Clinical radiotherapy data clearly demonstrate the link between the quality and safety of radiation treatments and the outcome for patients. The medical physicist plays an essential role in this process. To ensure the highest quality treatments, the medical physicist must understand and employ modern quality improvement techniques. This extends well beyond the duties traditionally associated with prescriptive QA measures. This session will review the current best practices for improving quality and safety in radiation therapy.
General elements of quality management will be reviewed including: what makes a good quality management structure, the use of prospective risk analysis such as FMEA, and the use of incident learning. All of these practices are recommended in society-level documents and are incorporated into the new Practice Accreditation program developed by ASTRO. To be effective, however, these techniques must be practical in a resource-limited environment. This session will therefore focus on practical tools such as the newly-released radiation oncology incident learning system, RO-ILS, supported by AAPM and ASTRO.
With these general constructs in mind, a case study will be presented of quality management in an SBRT service. An example FMEA risk assessment will be presented along with incident learning examples including root cause analysis.
As the physicist's role as “quality officer” continues to evolve it will be essential to understand and employ the most effective techniques for quality improvement. This session will provide a concrete overview of the fundamentals in quality and safety.
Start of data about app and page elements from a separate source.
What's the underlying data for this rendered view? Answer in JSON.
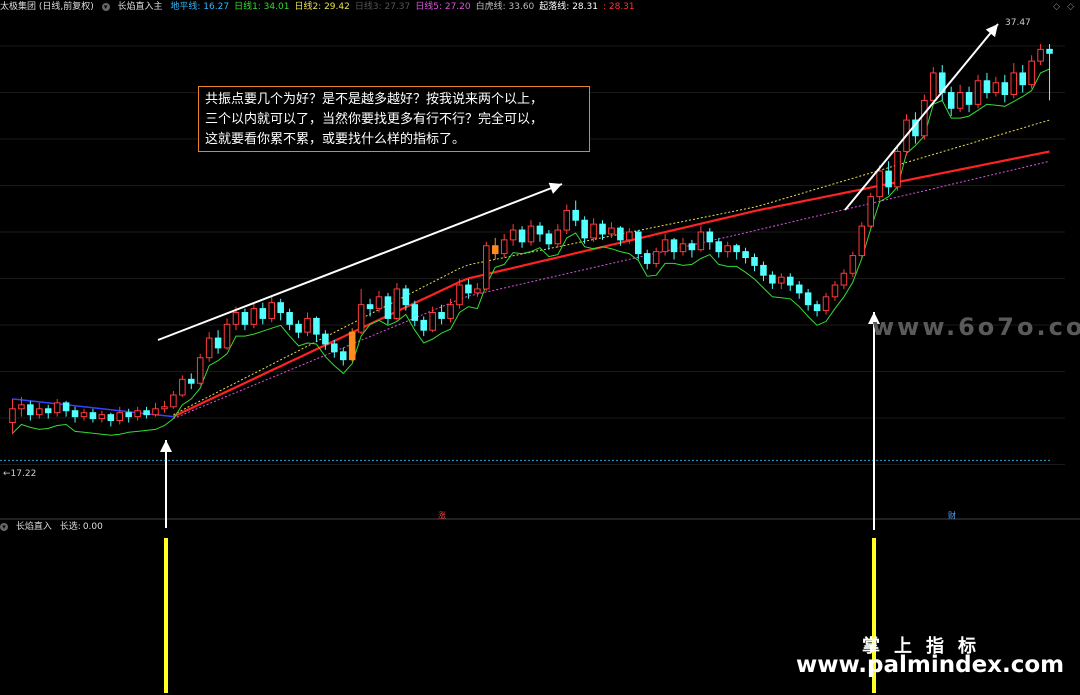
{
  "header": {
    "stock": "太极集团 (日线,前复权)",
    "indicator": "长焰直入主",
    "items": [
      {
        "label": "地平线:",
        "value": "16.27",
        "color": "#33b8ff"
      },
      {
        "label": "日线1:",
        "value": "34.01",
        "color": "#33dd33"
      },
      {
        "label": "日线2:",
        "value": "29.42",
        "color": "#e8e050"
      },
      {
        "label": "日线3:",
        "value": "27.37",
        "color": "#555555"
      },
      {
        "label": "日线5:",
        "value": "27.20",
        "color": "#dd55dd"
      },
      {
        "label": "白虎线:",
        "value": "33.60",
        "color": "#bbbbbb"
      },
      {
        "label": "起落线:",
        "value": "28.31",
        "color": "#ffffff"
      },
      {
        "label": ":",
        "value": "28.31",
        "color": "#ff3333"
      }
    ]
  },
  "sub_header": {
    "name": "长焰直入",
    "label": "长选:",
    "value": "0.00"
  },
  "annotation": {
    "lines": [
      "共振点要几个为好？是不是越多越好？按我说来两个以上，",
      "三个以内就可以了，当然你要找更多有行不行？完全可以，",
      "这就要看你累不累，或要找什么样的指标了。"
    ]
  },
  "price_labels": {
    "high": "37.47",
    "low": "17.22"
  },
  "markers": {
    "zhang": "涨",
    "cai": "财"
  },
  "watermarks": {
    "site_small": "www.6o7o.com",
    "brand": "掌上指标",
    "site": "www.palmindex.com"
  },
  "chart_data": {
    "type": "candlestick",
    "y_range": [
      14,
      39
    ],
    "reference_line": 16.27,
    "low_price": 17.22,
    "high_price": 37.47,
    "candles": [
      [
        18.2,
        18.9,
        19.4,
        17.6
      ],
      [
        18.9,
        19.1,
        19.5,
        18.5
      ],
      [
        19.1,
        18.6,
        19.3,
        18.3
      ],
      [
        18.6,
        18.9,
        19.2,
        18.4
      ],
      [
        18.9,
        18.7,
        19.1,
        18.4
      ],
      [
        18.7,
        19.2,
        19.4,
        18.5
      ],
      [
        19.2,
        18.8,
        19.3,
        18.5
      ],
      [
        18.8,
        18.5,
        19.0,
        18.2
      ],
      [
        18.5,
        18.7,
        18.9,
        18.3
      ],
      [
        18.7,
        18.4,
        18.9,
        18.2
      ],
      [
        18.4,
        18.6,
        18.8,
        18.2
      ],
      [
        18.6,
        18.3,
        18.7,
        18.0
      ],
      [
        18.3,
        18.7,
        19.0,
        18.1
      ],
      [
        18.7,
        18.5,
        18.9,
        18.2
      ],
      [
        18.5,
        18.8,
        19.0,
        18.3
      ],
      [
        18.8,
        18.6,
        19.0,
        18.4
      ],
      [
        18.6,
        18.9,
        19.2,
        18.5
      ],
      [
        18.9,
        19.0,
        19.3,
        18.7
      ],
      [
        19.0,
        19.6,
        19.8,
        18.9
      ],
      [
        19.6,
        20.4,
        20.6,
        19.5
      ],
      [
        20.4,
        20.2,
        20.7,
        19.9
      ],
      [
        20.2,
        21.5,
        21.7,
        20.1
      ],
      [
        21.5,
        22.5,
        22.8,
        21.3
      ],
      [
        22.5,
        22.0,
        22.9,
        21.7
      ],
      [
        22.0,
        23.2,
        23.5,
        21.9
      ],
      [
        23.2,
        23.8,
        24.1,
        22.9
      ],
      [
        23.8,
        23.2,
        24.0,
        22.9
      ],
      [
        23.2,
        24.0,
        24.3,
        23.0
      ],
      [
        24.0,
        23.5,
        24.3,
        23.2
      ],
      [
        23.5,
        24.3,
        24.6,
        23.3
      ],
      [
        24.3,
        23.8,
        24.5,
        23.4
      ],
      [
        23.8,
        23.2,
        24.0,
        22.9
      ],
      [
        23.2,
        22.8,
        23.4,
        22.5
      ],
      [
        22.8,
        23.5,
        23.8,
        22.6
      ],
      [
        23.5,
        22.7,
        23.6,
        22.3
      ],
      [
        22.7,
        22.2,
        22.9,
        21.9
      ],
      [
        22.2,
        21.8,
        22.4,
        21.5
      ],
      [
        21.8,
        21.4,
        22.0,
        21.1
      ],
      [
        21.4,
        22.8,
        23.0,
        21.3
      ],
      [
        22.8,
        24.2,
        25.0,
        22.7
      ],
      [
        24.2,
        24.0,
        24.5,
        23.6
      ],
      [
        24.0,
        24.6,
        24.9,
        23.8
      ],
      [
        24.6,
        23.5,
        24.8,
        23.2
      ],
      [
        23.5,
        25.0,
        25.3,
        23.4
      ],
      [
        25.0,
        24.2,
        25.2,
        23.9
      ],
      [
        24.2,
        23.4,
        24.4,
        23.1
      ],
      [
        23.4,
        22.9,
        23.6,
        22.6
      ],
      [
        22.9,
        23.8,
        24.1,
        22.8
      ],
      [
        23.8,
        23.5,
        24.2,
        23.2
      ],
      [
        23.5,
        24.2,
        24.5,
        23.3
      ],
      [
        24.2,
        25.2,
        25.5,
        24.0
      ],
      [
        25.2,
        24.8,
        25.5,
        24.5
      ],
      [
        24.8,
        25.0,
        25.3,
        24.6
      ],
      [
        25.0,
        27.2,
        27.4,
        24.9
      ],
      [
        27.2,
        26.8,
        27.6,
        26.5
      ],
      [
        26.8,
        27.5,
        27.8,
        26.6
      ],
      [
        27.5,
        28.0,
        28.3,
        27.2
      ],
      [
        28.0,
        27.4,
        28.2,
        27.1
      ],
      [
        27.4,
        28.2,
        28.5,
        27.2
      ],
      [
        28.2,
        27.8,
        28.4,
        27.4
      ],
      [
        27.8,
        27.3,
        28.0,
        27.0
      ],
      [
        27.3,
        28.0,
        28.3,
        27.1
      ],
      [
        28.0,
        29.0,
        29.3,
        27.8
      ],
      [
        29.0,
        28.5,
        29.5,
        28.2
      ],
      [
        28.5,
        27.6,
        28.7,
        27.3
      ],
      [
        27.6,
        28.3,
        28.6,
        27.4
      ],
      [
        28.3,
        27.8,
        28.5,
        27.5
      ],
      [
        27.8,
        28.1,
        28.4,
        27.6
      ],
      [
        28.1,
        27.5,
        28.2,
        27.2
      ],
      [
        27.5,
        27.9,
        28.1,
        27.3
      ],
      [
        27.9,
        26.8,
        28.0,
        26.5
      ],
      [
        26.8,
        26.3,
        27.0,
        26.0
      ],
      [
        26.3,
        26.9,
        27.1,
        26.1
      ],
      [
        26.9,
        27.5,
        27.8,
        26.7
      ],
      [
        27.5,
        26.9,
        27.6,
        26.5
      ],
      [
        26.9,
        27.3,
        27.6,
        26.7
      ],
      [
        27.3,
        27.0,
        27.5,
        26.6
      ],
      [
        27.0,
        27.9,
        28.2,
        26.9
      ],
      [
        27.9,
        27.4,
        28.1,
        27.0
      ],
      [
        27.4,
        26.9,
        27.6,
        26.6
      ],
      [
        26.9,
        27.2,
        27.4,
        26.6
      ],
      [
        27.2,
        26.9,
        27.3,
        26.5
      ],
      [
        26.9,
        26.6,
        27.1,
        26.3
      ],
      [
        26.6,
        26.2,
        26.8,
        25.9
      ],
      [
        26.2,
        25.7,
        26.4,
        25.4
      ],
      [
        25.7,
        25.3,
        25.9,
        25.0
      ],
      [
        25.3,
        25.6,
        25.8,
        25.0
      ],
      [
        25.6,
        25.2,
        25.8,
        24.9
      ],
      [
        25.2,
        24.8,
        25.4,
        24.5
      ],
      [
        24.8,
        24.2,
        25.0,
        23.9
      ],
      [
        24.2,
        23.9,
        24.4,
        23.6
      ],
      [
        23.9,
        24.6,
        24.8,
        23.7
      ],
      [
        24.6,
        25.2,
        25.4,
        24.4
      ],
      [
        25.2,
        25.8,
        26.0,
        25.0
      ],
      [
        25.8,
        26.7,
        26.9,
        25.6
      ],
      [
        26.7,
        28.2,
        28.4,
        26.6
      ],
      [
        28.2,
        29.7,
        29.9,
        28.1
      ],
      [
        29.7,
        31.0,
        31.3,
        29.5
      ],
      [
        31.0,
        30.2,
        31.5,
        29.8
      ],
      [
        30.2,
        32.0,
        32.3,
        30.0
      ],
      [
        32.0,
        33.6,
        33.9,
        31.8
      ],
      [
        33.6,
        32.8,
        34.0,
        32.4
      ],
      [
        32.8,
        34.6,
        34.9,
        32.6
      ],
      [
        34.6,
        36.0,
        36.3,
        34.3
      ],
      [
        36.0,
        35.0,
        36.4,
        34.6
      ],
      [
        35.0,
        34.2,
        35.3,
        33.8
      ],
      [
        34.2,
        35.0,
        35.4,
        34.0
      ],
      [
        35.0,
        34.4,
        35.3,
        34.0
      ],
      [
        34.4,
        35.6,
        35.9,
        34.2
      ],
      [
        35.6,
        35.0,
        36.0,
        34.7
      ],
      [
        35.0,
        35.5,
        35.8,
        34.8
      ],
      [
        35.5,
        34.9,
        35.9,
        34.5
      ],
      [
        34.9,
        36.0,
        36.5,
        34.7
      ],
      [
        36.0,
        35.4,
        36.4,
        35.0
      ],
      [
        35.4,
        36.6,
        36.9,
        35.2
      ],
      [
        36.6,
        37.2,
        37.47,
        36.4
      ],
      [
        37.2,
        37.0,
        37.47,
        34.6
      ]
    ],
    "series": [
      {
        "name": "起落线",
        "color": "#ff2222",
        "start_index": 18,
        "values": [
          18.5,
          25.5,
          29.0,
          32.0
        ]
      },
      {
        "name": "白虎线",
        "color": "#e8e050",
        "start_index": 18,
        "values": [
          18.6,
          26.2,
          29.2,
          33.6
        ]
      },
      {
        "name": "日线5",
        "color": "#dd55dd",
        "start_index": 18,
        "values": [
          18.4,
          24.6,
          28.0,
          31.5
        ]
      },
      {
        "name": "日线1",
        "color": "#33dd33",
        "start_index": 0,
        "values": [
          17.6,
          23.8,
          27.8,
          34.0
        ]
      }
    ],
    "signals": [
      {
        "index": 18,
        "label": "长选"
      },
      {
        "index": 107,
        "label": "长选"
      }
    ]
  }
}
- 1.Recognize the essential elements of a good quality management system in radiotherapy.
- 2.Understand the value of incident learning and the AAPM/ASTRO ROILS incident learning system.
- 3.Appreciate failure mode and effects analysis as a risk assessment tool and its use in resource-limited environments.
- 4.Understand the fundamental principles of good error proofing that extends beyond traditional prescriptive QA measures.